Vegatable Prep
All hands are busy prepping veggies for the soup pots. Photos by Danielle Zerbonne

Soulful soup from the FARM

By Danielle Zerbonne - February 22, 2006

The FARM Institute in Katama hosted a flavorful evening of "Stock Making and Soup Tasting" last Thursday night, a soulful soup-making workshop held in the warm FARM Institute kitchen. Local caterer Jan Buhrman lent her considerable knowledge to a small but eager group of women gathered around a large table laden with huge red onions, sticks of butter, shiny green apples, thick stalks of celery, and long, skinny carrots.

The stocks themselves were made by Ms. Buhrman ahead of time, because a good stock takes 8 to 10 hours to prepare ("Don't stir, don't rush, don't cover," was the advice on the handout). About a dozen plastic containers filled with golden stocks sat on the table amid the vegetables. If workshop participants took away one lesson, it was that great soup starts with great stock.

Robyn Hose
Robyn Hosey stirs a fragrant pot of mussels in preparation for her bisque.

Fresh vegetables, not tired ones that have been languishing for too long in the refrigerator, are another key. "I don't use canned products," Ms. Buhrman said, "and I hope after tonight you won't either."

The conversation soon turned to flavor combinations. "I say trust your instincts," Ms. Buhrman said. "If you think it'll taste good together, it probably will."

En garde

Before long the women were wielding knives and peelers, prepping their ingredients. They shuffled around the large kitchen, rinsing, measuring, stirring, and chatting. Ms. Buhrman walked people through slicing techniques, talked about the difference between green and golden olive oil, and stressed the importance of thyme.

"Thyme is key. If you don't have a garden, get one just so you can grow thyme," she said. As the ingredients were broken down into pieces, the gorgeous scent of fresh produce mingled with the already richly herb-fragranced air.

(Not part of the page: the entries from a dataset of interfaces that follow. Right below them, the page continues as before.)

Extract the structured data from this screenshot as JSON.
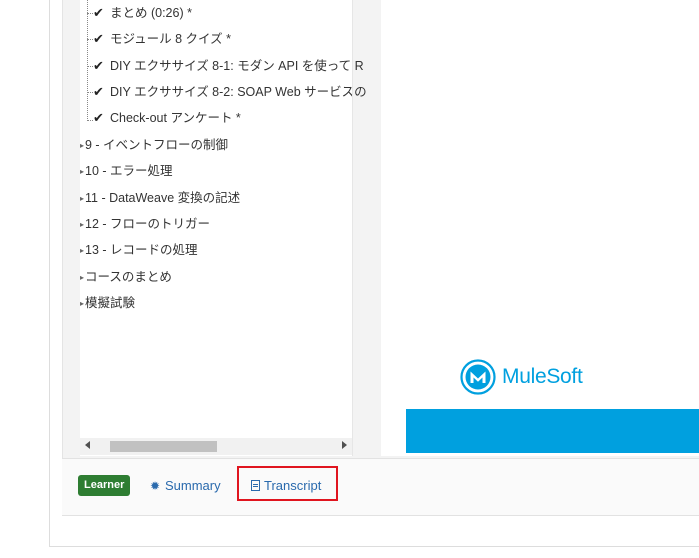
{
  "toc": {
    "lessons": [
      {
        "label": "まとめ (0:26) *"
      },
      {
        "label": "モジュール 8 クイズ *"
      },
      {
        "label": "DIY エクササイズ 8-1: モダン API を使って R"
      },
      {
        "label": "DIY エクササイズ 8-2: SOAP Web サービスの"
      },
      {
        "label": "Check-out アンケート *"
      }
    ],
    "sections": [
      {
        "label": "9 - イベントフローの制御"
      },
      {
        "label": "10 - エラー処理"
      },
      {
        "label": "11 - DataWeave 変換の記述"
      },
      {
        "label": "12 - フローのトリガー"
      },
      {
        "label": "13 - レコードの処理"
      },
      {
        "label": "コースのまとめ"
      },
      {
        "label": "模擬試験"
      }
    ],
    "check_glyph": "✔",
    "collapsed_arrow_glyph": "▸"
  },
  "preview": {
    "logo_text": "MuleSoft",
    "brand_color": "#00a0df"
  },
  "footer": {
    "badge": "Learner",
    "summary_label": "Summary",
    "transcript_label": "Transcript",
    "summary_icon": "gear-icon",
    "transcript_icon": "document-icon",
    "highlight_color": "#e0151f"
  }
}
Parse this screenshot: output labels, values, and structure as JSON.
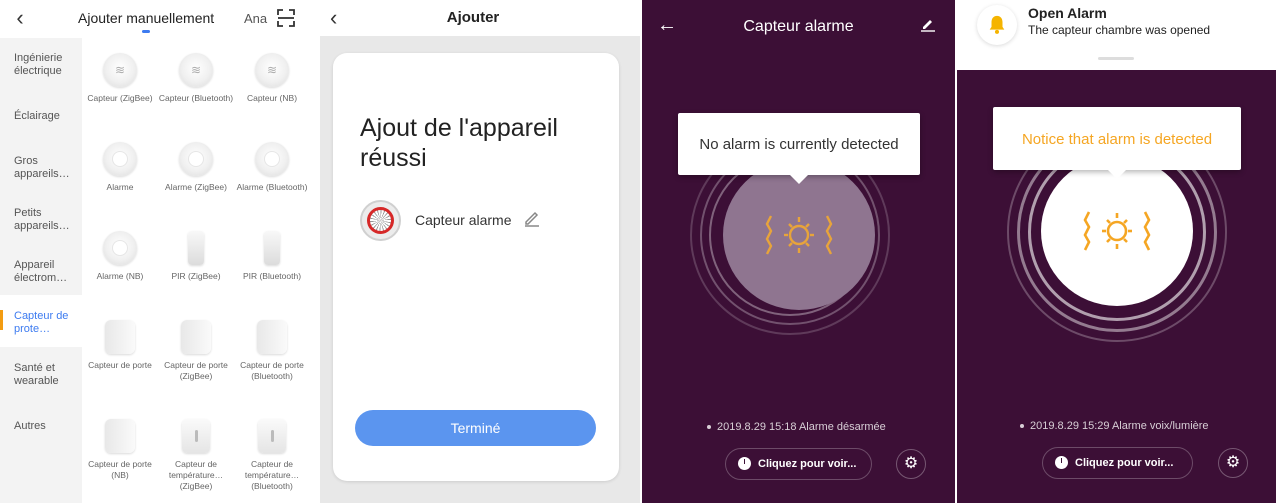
{
  "panel1": {
    "tab_title": "Ajouter manuellement",
    "tab_other": "Ana",
    "categories": [
      "Ingénierie électrique",
      "Éclairage",
      "Gros appareils…",
      "Petits appareils…",
      "Appareil électrom…",
      "Capteur de prote…",
      "Santé et wearable",
      "Autres"
    ],
    "active_category": "Capteur de prote…",
    "devices": [
      "Capteur (ZigBee)",
      "Capteur (Bluetooth)",
      "Capteur (NB)",
      "Alarme",
      "Alarme (ZigBee)",
      "Alarme (Bluetooth)",
      "Alarme (NB)",
      "PIR (ZigBee)",
      "PIR (Bluetooth)",
      "Capteur de porte",
      "Capteur de porte (ZigBee)",
      "Capteur de porte (Bluetooth)",
      "Capteur de porte (NB)",
      "Capteur de température… (ZigBee)",
      "Capteur de température… (Bluetooth)"
    ]
  },
  "panel2": {
    "title": "Ajouter",
    "success": "Ajout de l'appareil réussi",
    "device_name": "Capteur alarme",
    "done_button": "Terminé"
  },
  "panel3": {
    "title": "Capteur alarme",
    "tooltip": "No alarm is currently detected",
    "event": "2019.8.29 15:18 Alarme désarmée",
    "button": "Cliquez pour voir..."
  },
  "panel4": {
    "notif_title": "Open Alarm",
    "notif_body": "The capteur chambre was opened",
    "tooltip": "Notice that alarm is detected",
    "event": "2019.8.29 15:29 Alarme voix/lumière",
    "button": "Cliquez pour voir..."
  },
  "colors": {
    "accent_blue": "#3d7bf0",
    "sidebar_marker": "#f39c12",
    "dark_bg": "#3c0f36",
    "alarm_orange": "#f5a623",
    "button_blue": "#5b95ef"
  },
  "icons": [
    "back-icon",
    "scan-icon",
    "edit-icon",
    "pencil-icon",
    "bell-icon",
    "clock-icon",
    "gear-icon",
    "alarm-light-icon"
  ]
}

A large, rust-colored bag of saffron threads that Ms. Buhrman had purchased abroad was passed beneath noses, to be used for the "Saffron Mussel Chowda Bisque." Dark rooster meat from the Farm Institute's own birds was used for the "Yucatan Lime Chicken" soup, and the scent of roasting onions soon joined the mix in preparation for the old classic, French Onion Soup.

Nora Kennedy and Anna Edey
Education Manager Nora Kennedy and Anna Edey carry on a friendly conversation as they prepare butternut squash for Curried Butternut Apple soup.

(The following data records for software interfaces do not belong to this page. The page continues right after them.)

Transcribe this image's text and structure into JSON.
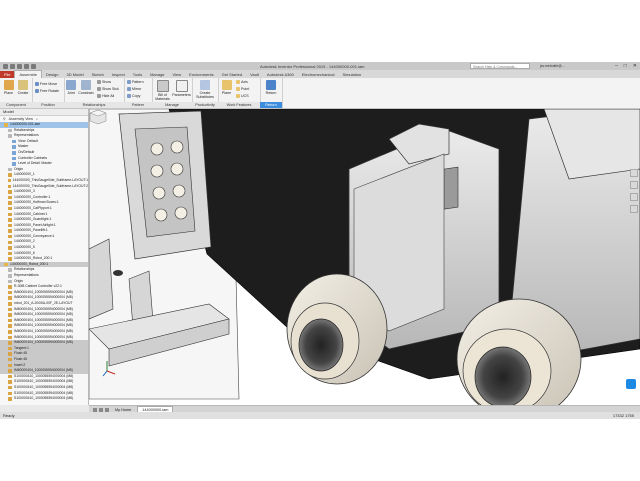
{
  "window": {
    "title": "Autodesk Inventor Professional 2019 - 144000000-001.iam",
    "search_placeholder": "Search Help & Commands...",
    "user": "jsv.metcalfe@...",
    "controls": [
      "–",
      "□",
      "✕"
    ]
  },
  "tabs": [
    "File",
    "Assemble",
    "Design",
    "3D Model",
    "Sketch",
    "Inspect",
    "Tools",
    "Manage",
    "View",
    "Environments",
    "Get Started",
    "Vault",
    "Autodesk A360",
    "Electromechanical",
    "Simulation"
  ],
  "active_tab": "Assemble",
  "ribbon": {
    "groups": [
      {
        "label": "Component",
        "buttons": [
          "Place",
          "Create"
        ]
      },
      {
        "label": "Position",
        "buttons": [
          "Free Move",
          "Free Rotate"
        ]
      },
      {
        "label": "Relationships",
        "buttons": [
          "Joint",
          "Constrain",
          "Show",
          "Show Sick",
          "Hide All"
        ]
      },
      {
        "label": "Pattern",
        "buttons": [
          "Pattern",
          "Mirror",
          "Copy"
        ]
      },
      {
        "label": "Manage",
        "buttons": [
          "Bill of Materials",
          "Parameters"
        ]
      },
      {
        "label": "Productivity",
        "buttons": [
          "Create Substitutes"
        ]
      },
      {
        "label": "Work Features",
        "buttons": [
          "Plane",
          "Axis",
          "Point",
          "UCS"
        ]
      },
      {
        "label": "Return",
        "buttons": [
          "Return"
        ]
      }
    ]
  },
  "browser": {
    "title": "Model",
    "view_label": "Assembly View",
    "items": [
      {
        "label": "144000000-001.iam",
        "type": "asm",
        "sel": true
      },
      {
        "label": "Relationships",
        "type": "folder"
      },
      {
        "label": "Representations",
        "type": "folder"
      },
      {
        "label": "View: Default",
        "type": "rep"
      },
      {
        "label": "Master",
        "type": "rep"
      },
      {
        "label": "On/Default",
        "type": "rep"
      },
      {
        "label": "Controller Cabinets",
        "type": "rep"
      },
      {
        "label": "Level of Detail: Master",
        "type": "rep"
      },
      {
        "label": "Origin",
        "type": "folder"
      },
      {
        "label": "144000000_1",
        "type": "part"
      },
      {
        "label": "144000000_ThisGauge0ide_Subframe-LAYOUT:1",
        "type": "part"
      },
      {
        "label": "144000000_ThisGauge0ide_Subframe-LAYOUT:2",
        "type": "part"
      },
      {
        "label": "144000000_3",
        "type": "part"
      },
      {
        "label": "144000000_Controller:1",
        "type": "part"
      },
      {
        "label": "144000000_Hoffman Boxes:1",
        "type": "part"
      },
      {
        "label": "144000000_CatPlpport:1",
        "type": "part"
      },
      {
        "label": "144000000_Cabinet:1",
        "type": "part"
      },
      {
        "label": "144000000_Guardlight:1",
        "type": "part"
      },
      {
        "label": "144000000_Panel:Airlight:1",
        "type": "part"
      },
      {
        "label": "144000000_Panellift:1",
        "type": "part"
      },
      {
        "label": "144000000_Conveyance:1",
        "type": "part"
      },
      {
        "label": "144000000_2",
        "type": "part"
      },
      {
        "label": "144000000_5",
        "type": "part"
      },
      {
        "label": "144000000_6",
        "type": "part"
      },
      {
        "label": "144000000_Robot_200:1",
        "type": "part"
      },
      {
        "label": "144000000_Robot_200:1",
        "type": "asm",
        "grey": true
      },
      {
        "label": "Relationships",
        "type": "folder"
      },
      {
        "label": "Representations",
        "type": "folder"
      },
      {
        "label": "Origin",
        "type": "folder"
      },
      {
        "label": "R-30iB Cabinet Controller v22:1",
        "type": "part"
      },
      {
        "label": "IM60000404_1000055594000004 (M8)",
        "type": "part"
      },
      {
        "label": "IM60000404_1000055594000004 (M8)",
        "type": "part"
      },
      {
        "label": "robot_201_A-2000iA-00F_2E-LAYOUT",
        "type": "part"
      },
      {
        "label": "IM60000404_1000055594000004 (M8)",
        "type": "part"
      },
      {
        "label": "IM60000404_1000055594000004 (M8)",
        "type": "part"
      },
      {
        "label": "IM60000404_1000055594000004 (M8)",
        "type": "part"
      },
      {
        "label": "IM60000404_1000055594000004 (M8)",
        "type": "part"
      },
      {
        "label": "IM60000404_1000055594000004 (M8)",
        "type": "part"
      },
      {
        "label": "IM60000404_1000055594000004 (M8)",
        "type": "part"
      },
      {
        "label": "IM60000404_1000055594000004 (M8)",
        "type": "part",
        "grey": true
      },
      {
        "label": "Tangent:1",
        "type": "part",
        "grey": true
      },
      {
        "label": "Flush:45",
        "type": "part",
        "grey": true
      },
      {
        "label": "Flush:46",
        "type": "part",
        "grey": true
      },
      {
        "label": "Insert:2",
        "type": "part",
        "grey": true
      },
      {
        "label": "IM60000404_1000055594000004 (M8)",
        "type": "part",
        "grey": true
      },
      {
        "label": "S100000410_1000055594000004 (M8)",
        "type": "part"
      },
      {
        "label": "S100000410_1000055594000004 (M8)",
        "type": "part"
      },
      {
        "label": "S100000410_1000055594000004 (M8)",
        "type": "part"
      },
      {
        "label": "S100000410_1000055594000004 (M8)",
        "type": "part"
      },
      {
        "label": "S100000410_1000055594000004 (M8)",
        "type": "part"
      },
      {
        "label": "S100000410_1000055594000004 (M8)",
        "type": "part"
      },
      {
        "label": "S100000410_1000055594000004 (M8)",
        "type": "part"
      }
    ]
  },
  "doc_tabs": [
    "My Home",
    "144000000.iam"
  ],
  "active_doc": "144000000.iam",
  "status": {
    "left": "Ready",
    "right": "17332   1755"
  },
  "colors": {
    "accent": "#3c8dde",
    "file_tab": "#c0392b",
    "selection": "#9fc3e8"
  }
}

Little went to waste as potato peelings, squash innards and other scraps were tossed into a bucket for the Farm Institute's livestock. "The piggies will be hungry tomorrow," said Melinda DeFeo, the Farm Institute's enrichment manager. "They'll eat anything but onions and citrus."

Spreading the message

Education manager Nora Kennedy, in between preparations for Curried Butternut Apple soup, explained the idea behind the workshop. "We started playing with the idea of adult programs, and cooking came up immediately," she said. Jan Buhrman came to mind as a knowledgeable local chef/teacher, "who is interested in using local products. We want to promote that."

The FARM Institute embodies all the ideals it promotes in the community: sustainable, responsible use of the land, with as little waste as possible.

Workshops like these help spread that message while producing some fantastic food at the same time.